**Records for this task**
□ □ □ □ □ □ □

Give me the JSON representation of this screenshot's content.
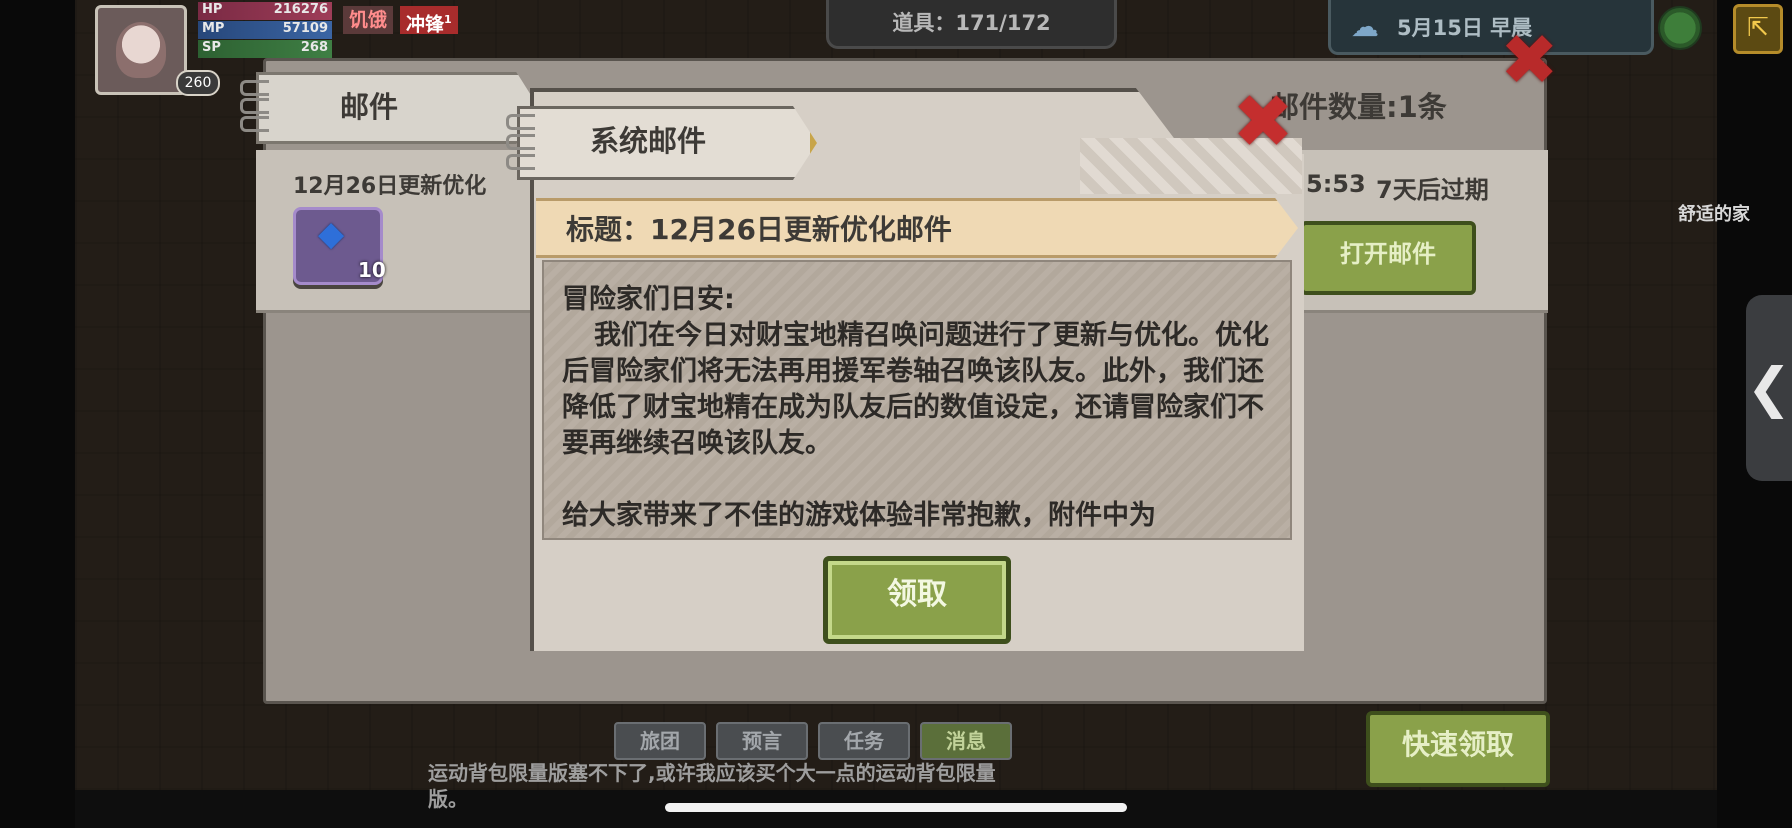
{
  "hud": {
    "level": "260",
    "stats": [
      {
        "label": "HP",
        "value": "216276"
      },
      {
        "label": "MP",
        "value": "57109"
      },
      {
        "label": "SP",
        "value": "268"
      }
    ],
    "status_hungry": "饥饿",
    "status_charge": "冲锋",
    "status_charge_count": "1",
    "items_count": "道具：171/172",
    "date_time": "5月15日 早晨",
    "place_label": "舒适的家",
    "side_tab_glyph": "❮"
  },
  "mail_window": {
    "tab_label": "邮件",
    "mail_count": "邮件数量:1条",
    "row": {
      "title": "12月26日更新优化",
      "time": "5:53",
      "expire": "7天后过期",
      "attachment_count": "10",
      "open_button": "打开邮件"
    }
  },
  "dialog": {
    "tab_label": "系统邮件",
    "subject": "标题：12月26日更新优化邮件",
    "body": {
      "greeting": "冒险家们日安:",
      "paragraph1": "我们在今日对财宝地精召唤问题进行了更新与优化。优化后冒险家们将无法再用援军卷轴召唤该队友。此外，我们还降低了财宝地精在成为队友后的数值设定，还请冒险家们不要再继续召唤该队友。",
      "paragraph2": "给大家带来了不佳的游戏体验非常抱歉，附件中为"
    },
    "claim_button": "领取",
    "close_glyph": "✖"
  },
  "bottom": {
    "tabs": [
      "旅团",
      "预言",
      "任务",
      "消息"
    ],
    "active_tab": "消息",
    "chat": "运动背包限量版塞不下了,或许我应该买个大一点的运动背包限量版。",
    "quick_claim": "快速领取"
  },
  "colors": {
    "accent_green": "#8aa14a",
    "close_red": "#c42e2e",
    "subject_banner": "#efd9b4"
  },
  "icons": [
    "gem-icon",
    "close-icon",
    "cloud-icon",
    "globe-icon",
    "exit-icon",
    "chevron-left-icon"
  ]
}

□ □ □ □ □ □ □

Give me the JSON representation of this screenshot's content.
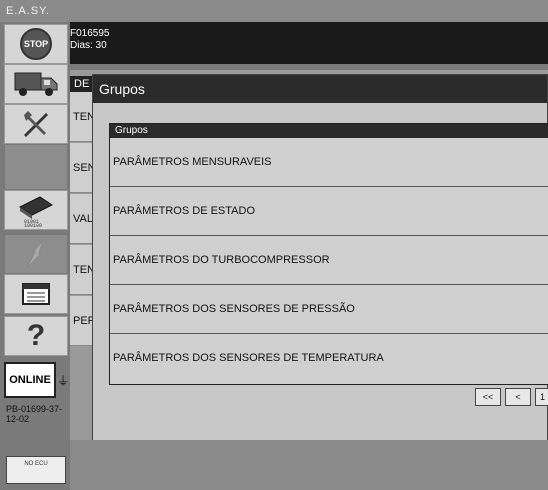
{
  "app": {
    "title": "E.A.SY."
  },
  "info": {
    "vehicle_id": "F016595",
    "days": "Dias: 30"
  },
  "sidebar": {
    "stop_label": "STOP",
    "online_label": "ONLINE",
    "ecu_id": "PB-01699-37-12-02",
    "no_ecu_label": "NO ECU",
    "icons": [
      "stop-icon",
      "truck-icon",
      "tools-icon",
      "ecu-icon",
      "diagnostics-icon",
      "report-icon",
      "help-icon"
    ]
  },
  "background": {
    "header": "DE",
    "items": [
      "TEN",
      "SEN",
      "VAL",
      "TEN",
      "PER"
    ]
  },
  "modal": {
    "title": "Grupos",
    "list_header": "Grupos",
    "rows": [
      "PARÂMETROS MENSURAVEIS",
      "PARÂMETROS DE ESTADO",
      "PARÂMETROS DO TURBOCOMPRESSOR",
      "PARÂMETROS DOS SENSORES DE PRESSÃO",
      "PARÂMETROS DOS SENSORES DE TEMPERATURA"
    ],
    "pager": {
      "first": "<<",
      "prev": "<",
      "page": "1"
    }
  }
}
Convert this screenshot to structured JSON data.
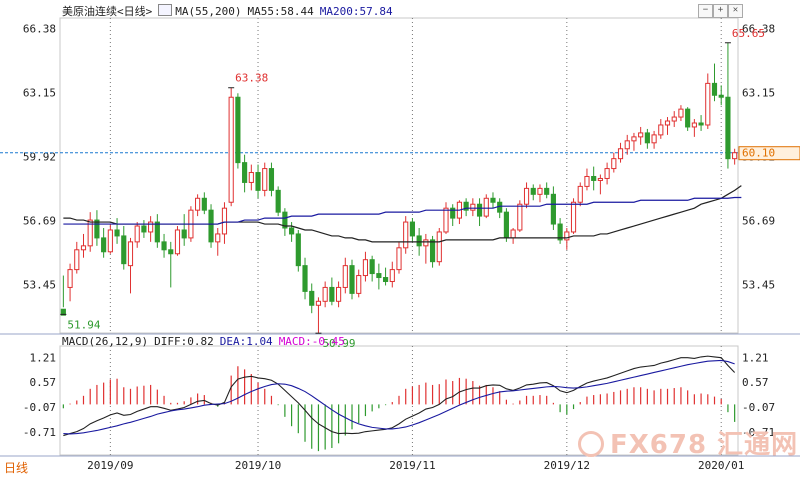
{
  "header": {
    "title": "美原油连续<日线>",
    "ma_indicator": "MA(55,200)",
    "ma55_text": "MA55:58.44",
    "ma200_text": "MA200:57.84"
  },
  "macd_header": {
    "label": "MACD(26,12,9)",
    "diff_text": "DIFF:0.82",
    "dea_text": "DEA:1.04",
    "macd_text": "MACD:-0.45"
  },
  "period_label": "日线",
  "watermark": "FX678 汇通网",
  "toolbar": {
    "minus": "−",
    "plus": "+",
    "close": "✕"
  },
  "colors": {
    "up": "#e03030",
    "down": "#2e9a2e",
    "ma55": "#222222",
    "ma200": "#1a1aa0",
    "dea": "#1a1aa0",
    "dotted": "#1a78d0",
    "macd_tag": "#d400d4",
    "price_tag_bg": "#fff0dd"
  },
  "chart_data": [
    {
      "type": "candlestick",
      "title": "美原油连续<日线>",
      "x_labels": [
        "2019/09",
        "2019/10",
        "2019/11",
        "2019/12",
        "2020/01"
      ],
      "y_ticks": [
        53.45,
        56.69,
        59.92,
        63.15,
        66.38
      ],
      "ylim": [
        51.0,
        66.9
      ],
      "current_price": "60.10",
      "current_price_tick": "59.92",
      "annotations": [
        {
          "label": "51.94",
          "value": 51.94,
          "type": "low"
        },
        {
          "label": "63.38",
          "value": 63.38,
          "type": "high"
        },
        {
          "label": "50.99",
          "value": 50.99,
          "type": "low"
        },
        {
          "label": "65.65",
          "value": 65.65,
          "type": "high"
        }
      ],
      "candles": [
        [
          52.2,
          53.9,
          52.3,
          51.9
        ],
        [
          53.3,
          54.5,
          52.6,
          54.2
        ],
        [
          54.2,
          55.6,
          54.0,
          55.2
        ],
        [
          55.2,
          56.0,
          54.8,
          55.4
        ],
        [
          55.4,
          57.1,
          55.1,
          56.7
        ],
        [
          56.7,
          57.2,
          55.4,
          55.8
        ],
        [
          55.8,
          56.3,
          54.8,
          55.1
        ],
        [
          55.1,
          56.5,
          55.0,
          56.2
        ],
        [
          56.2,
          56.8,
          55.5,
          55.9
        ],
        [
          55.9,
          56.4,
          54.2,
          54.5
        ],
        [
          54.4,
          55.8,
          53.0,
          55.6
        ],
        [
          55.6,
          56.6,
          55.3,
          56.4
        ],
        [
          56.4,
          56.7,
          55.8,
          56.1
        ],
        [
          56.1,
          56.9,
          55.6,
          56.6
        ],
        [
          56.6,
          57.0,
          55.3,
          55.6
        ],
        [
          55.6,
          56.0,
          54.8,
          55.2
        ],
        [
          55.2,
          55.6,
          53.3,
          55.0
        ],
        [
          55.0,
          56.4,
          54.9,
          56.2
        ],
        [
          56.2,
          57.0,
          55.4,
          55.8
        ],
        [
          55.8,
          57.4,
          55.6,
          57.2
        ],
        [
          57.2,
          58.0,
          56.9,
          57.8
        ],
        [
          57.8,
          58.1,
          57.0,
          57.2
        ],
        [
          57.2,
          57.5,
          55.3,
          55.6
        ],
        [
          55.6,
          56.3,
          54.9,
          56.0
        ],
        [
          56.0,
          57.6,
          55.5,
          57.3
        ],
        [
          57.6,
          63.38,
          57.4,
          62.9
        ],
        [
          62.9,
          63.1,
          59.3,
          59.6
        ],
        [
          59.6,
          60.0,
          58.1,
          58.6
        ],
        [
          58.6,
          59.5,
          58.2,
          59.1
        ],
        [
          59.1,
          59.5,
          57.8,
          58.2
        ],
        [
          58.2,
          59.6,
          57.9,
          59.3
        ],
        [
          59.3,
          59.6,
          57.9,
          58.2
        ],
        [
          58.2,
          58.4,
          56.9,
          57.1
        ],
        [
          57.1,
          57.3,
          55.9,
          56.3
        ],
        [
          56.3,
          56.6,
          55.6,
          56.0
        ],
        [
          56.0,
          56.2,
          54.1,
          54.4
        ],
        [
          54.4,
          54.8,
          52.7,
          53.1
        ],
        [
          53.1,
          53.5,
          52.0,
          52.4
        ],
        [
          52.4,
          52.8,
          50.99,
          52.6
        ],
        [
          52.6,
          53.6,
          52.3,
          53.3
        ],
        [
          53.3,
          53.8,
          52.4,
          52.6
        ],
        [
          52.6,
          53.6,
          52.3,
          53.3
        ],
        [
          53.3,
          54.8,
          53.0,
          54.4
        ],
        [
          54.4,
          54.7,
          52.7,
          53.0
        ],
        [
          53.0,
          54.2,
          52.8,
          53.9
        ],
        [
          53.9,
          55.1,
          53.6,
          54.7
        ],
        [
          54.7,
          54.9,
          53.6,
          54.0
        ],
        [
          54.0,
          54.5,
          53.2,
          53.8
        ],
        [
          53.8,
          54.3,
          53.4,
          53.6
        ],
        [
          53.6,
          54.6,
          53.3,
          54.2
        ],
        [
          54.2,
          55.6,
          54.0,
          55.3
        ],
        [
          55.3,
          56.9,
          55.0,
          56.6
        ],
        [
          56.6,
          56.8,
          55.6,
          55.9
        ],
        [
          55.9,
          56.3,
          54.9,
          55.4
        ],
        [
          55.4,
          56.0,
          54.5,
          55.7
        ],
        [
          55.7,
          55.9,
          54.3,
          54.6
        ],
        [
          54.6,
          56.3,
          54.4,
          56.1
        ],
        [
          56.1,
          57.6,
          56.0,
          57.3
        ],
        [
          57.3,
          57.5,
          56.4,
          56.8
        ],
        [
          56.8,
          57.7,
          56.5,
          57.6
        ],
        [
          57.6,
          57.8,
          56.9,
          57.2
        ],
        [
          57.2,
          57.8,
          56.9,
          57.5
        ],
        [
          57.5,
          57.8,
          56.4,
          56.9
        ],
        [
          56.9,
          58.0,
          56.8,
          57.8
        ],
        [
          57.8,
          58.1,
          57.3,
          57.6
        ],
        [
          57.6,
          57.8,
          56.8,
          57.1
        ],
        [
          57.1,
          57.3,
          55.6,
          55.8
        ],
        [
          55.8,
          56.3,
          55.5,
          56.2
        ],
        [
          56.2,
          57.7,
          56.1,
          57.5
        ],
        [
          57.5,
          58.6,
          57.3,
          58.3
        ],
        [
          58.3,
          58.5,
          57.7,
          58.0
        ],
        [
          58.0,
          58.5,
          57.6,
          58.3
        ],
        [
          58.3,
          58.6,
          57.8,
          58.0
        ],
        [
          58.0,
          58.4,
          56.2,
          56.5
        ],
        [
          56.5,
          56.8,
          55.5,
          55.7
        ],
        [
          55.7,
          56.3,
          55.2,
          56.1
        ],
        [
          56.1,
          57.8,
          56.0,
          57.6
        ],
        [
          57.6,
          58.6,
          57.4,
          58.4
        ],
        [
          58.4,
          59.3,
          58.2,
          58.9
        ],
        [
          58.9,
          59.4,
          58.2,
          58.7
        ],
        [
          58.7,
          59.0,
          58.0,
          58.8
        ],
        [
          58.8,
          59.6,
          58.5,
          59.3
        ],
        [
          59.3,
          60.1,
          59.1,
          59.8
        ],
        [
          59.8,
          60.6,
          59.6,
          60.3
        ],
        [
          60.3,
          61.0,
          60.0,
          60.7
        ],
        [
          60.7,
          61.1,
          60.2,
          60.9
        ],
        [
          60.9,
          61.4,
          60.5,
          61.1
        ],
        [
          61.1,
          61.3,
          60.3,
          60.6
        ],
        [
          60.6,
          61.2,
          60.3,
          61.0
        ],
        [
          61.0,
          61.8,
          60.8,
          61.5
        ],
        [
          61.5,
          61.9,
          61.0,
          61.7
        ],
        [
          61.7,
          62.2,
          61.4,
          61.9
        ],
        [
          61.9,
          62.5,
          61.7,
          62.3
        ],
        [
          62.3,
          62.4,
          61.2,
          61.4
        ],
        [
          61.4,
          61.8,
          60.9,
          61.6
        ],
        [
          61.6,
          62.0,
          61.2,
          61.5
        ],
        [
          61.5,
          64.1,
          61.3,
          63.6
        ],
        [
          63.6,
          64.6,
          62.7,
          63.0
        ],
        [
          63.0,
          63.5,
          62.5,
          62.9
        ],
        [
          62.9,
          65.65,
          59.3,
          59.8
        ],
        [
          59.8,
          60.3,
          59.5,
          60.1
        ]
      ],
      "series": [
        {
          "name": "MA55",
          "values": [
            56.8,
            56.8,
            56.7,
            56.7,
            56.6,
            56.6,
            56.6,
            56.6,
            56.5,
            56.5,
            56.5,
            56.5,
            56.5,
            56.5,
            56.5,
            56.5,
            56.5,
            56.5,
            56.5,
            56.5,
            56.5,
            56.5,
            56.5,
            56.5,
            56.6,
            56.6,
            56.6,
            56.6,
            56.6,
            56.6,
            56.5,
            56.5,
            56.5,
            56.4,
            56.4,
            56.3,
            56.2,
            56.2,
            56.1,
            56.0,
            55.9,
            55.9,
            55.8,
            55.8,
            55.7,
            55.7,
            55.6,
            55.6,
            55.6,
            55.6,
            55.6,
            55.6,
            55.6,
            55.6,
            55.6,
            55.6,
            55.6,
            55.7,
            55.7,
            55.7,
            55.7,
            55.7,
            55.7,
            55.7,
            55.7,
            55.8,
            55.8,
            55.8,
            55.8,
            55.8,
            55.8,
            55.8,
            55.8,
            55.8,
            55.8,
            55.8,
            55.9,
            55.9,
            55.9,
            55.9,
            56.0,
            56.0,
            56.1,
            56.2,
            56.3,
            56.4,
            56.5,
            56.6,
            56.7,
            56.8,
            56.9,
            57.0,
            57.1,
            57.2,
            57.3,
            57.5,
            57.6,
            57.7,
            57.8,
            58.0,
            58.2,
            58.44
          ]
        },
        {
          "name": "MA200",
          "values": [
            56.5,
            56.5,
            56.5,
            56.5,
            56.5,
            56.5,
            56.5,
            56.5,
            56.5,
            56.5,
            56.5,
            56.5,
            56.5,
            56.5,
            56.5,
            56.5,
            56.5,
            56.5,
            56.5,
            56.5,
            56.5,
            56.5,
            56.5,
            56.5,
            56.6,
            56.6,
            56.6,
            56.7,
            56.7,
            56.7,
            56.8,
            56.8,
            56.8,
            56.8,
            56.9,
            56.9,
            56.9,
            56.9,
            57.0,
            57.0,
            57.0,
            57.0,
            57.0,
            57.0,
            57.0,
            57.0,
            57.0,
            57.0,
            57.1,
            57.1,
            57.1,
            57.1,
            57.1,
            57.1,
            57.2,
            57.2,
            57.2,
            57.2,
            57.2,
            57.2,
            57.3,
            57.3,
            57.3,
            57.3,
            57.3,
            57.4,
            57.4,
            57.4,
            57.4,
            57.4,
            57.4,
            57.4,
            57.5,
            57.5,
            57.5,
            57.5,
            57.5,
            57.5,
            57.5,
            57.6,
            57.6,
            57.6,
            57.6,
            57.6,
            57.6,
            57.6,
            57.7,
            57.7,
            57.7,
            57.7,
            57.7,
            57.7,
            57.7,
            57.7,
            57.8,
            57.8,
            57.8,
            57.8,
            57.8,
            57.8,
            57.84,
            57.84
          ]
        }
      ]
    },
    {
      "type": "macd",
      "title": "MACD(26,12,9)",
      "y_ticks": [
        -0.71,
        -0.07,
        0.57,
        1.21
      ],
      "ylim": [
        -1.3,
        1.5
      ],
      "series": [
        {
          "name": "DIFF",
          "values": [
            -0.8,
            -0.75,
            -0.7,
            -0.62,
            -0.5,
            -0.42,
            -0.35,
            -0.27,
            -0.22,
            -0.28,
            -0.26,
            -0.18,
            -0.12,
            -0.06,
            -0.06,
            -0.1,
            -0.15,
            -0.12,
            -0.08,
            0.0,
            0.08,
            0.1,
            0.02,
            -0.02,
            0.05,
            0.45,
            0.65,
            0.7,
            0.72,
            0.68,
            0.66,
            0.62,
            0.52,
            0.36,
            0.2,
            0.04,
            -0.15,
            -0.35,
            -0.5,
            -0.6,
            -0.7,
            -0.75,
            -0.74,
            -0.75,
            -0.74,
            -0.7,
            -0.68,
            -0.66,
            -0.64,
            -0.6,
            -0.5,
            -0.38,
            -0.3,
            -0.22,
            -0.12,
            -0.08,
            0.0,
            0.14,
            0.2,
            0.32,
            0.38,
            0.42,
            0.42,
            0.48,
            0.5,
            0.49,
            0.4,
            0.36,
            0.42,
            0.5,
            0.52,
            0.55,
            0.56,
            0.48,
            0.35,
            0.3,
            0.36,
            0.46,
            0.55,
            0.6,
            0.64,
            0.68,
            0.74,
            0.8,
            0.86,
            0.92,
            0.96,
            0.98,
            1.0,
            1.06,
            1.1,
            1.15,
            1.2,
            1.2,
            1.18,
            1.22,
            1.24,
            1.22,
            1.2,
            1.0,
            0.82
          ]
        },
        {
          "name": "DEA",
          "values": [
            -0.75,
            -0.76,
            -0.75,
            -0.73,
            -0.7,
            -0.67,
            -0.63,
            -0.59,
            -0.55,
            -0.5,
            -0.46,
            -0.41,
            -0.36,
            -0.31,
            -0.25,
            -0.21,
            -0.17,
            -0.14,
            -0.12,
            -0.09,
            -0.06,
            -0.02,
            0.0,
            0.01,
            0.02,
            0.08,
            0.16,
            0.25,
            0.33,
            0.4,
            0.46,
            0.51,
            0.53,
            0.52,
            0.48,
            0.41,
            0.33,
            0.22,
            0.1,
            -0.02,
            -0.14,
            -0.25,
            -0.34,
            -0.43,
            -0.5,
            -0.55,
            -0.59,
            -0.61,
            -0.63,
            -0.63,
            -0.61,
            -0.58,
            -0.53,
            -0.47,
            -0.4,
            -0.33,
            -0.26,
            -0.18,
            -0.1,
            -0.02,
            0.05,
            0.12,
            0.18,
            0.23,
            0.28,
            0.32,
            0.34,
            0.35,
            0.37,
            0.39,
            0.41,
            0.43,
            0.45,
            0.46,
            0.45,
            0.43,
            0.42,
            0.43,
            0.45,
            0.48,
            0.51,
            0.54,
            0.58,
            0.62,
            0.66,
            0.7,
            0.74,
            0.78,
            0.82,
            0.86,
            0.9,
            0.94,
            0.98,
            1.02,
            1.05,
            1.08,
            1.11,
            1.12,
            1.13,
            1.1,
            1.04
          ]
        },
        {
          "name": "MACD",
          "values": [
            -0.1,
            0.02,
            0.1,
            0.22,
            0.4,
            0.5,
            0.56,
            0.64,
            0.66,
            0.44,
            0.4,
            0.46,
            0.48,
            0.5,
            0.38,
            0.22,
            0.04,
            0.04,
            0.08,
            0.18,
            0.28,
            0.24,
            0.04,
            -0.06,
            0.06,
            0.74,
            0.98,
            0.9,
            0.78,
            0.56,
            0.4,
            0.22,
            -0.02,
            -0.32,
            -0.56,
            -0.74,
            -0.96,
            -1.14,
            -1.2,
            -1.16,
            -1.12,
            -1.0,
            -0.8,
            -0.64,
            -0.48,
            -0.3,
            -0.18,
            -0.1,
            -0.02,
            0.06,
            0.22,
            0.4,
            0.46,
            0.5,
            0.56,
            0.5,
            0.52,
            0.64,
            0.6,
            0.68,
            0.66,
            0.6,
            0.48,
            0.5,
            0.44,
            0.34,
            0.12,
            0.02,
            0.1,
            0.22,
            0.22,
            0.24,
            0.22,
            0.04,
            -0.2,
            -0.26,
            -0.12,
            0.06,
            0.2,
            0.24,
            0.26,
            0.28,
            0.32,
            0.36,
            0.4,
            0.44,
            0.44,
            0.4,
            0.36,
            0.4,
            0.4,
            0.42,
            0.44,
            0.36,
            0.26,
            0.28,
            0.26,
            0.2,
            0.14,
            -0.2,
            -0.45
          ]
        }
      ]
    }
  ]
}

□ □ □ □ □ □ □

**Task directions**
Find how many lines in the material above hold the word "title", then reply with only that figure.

**Exercise response**
6